The Advanced Technology Large Aperture Space Telescope (ATLAST) preliminary design concept consists of an 8 meter diameter monolithic primary mirror enclosed in an insulated, optical tube with stray light baffles and a sunshade. ATLAST will be placed in orbit about the Sun-Earth L2 point and will experience constant exposure to the sun. The insulation on the optical tube and sunshade serve to cold bias the telescope which helps to minimize thermal gradients. The objective is to maintain the primary mirror at 280K with an active thermal control system. The geometric model of the primary mirror, optical tube, sun baffles, and sunshade was developed using Thermal Desktop®1. A detailed model of the primary mirror was required in order to characterize the static performance and thermal stability of the mirror during maneuvers.

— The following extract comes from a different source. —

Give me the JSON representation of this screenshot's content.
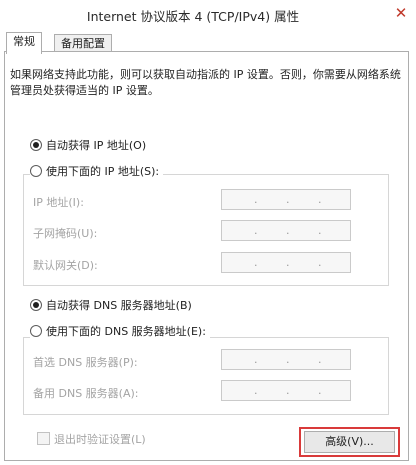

This is important because long exposure observations, such as extra-solar terrestrial planet finding and characterization, require a very stable observatory wave front. Steady state thermal analyses served to predict mirror temperatures for several different sun angles. Transient analyses were performed in order to predict thermal time constant of the primary mirror for a 20 degree slew and a 30 degree roll maneuver. This paper describes the thermal model and provides details of the geometry, thermo-optical properties, and the solar environment that influences the thermal performance. All assumptions that were used in the analysis are also documented. Estimates of mirror heater power requirements are reported. The thermal model is used to predict gradients across and through the primary mirror using an idealized boundary temperature on the back and sides of the mirror of 280 K.

Paper Details

Date Published: 10 August 2010
PDF: 9 pages
Proc. SPIE 7731, Space Telescopes and Instrumentation 2010: Optical, Infrared, and Millimeter Wave, 77312R (10 August 2010); doi: 10.1117/12.857384
Show Author Affiliations
Linda Hornsby, NASA Marshall Space Flight Ctr. (United States)
Randall C. Hopkins, NASA Marshall Space Flight Ctr. (United States)
H. Philip Stahl, NASA Marshall Space Flight Ctr. (United States)


Published in SPIE Proceedings Vol. 7731:
Space Telescopes and Instrumentation 2010: Optical, Infrared, and Millimeter Wave
Jacobus M. Oschmann; Mark C. Clampin; Howard A. MacEwen, Editor(s)

© SPIE. Terms of Use
Back to Top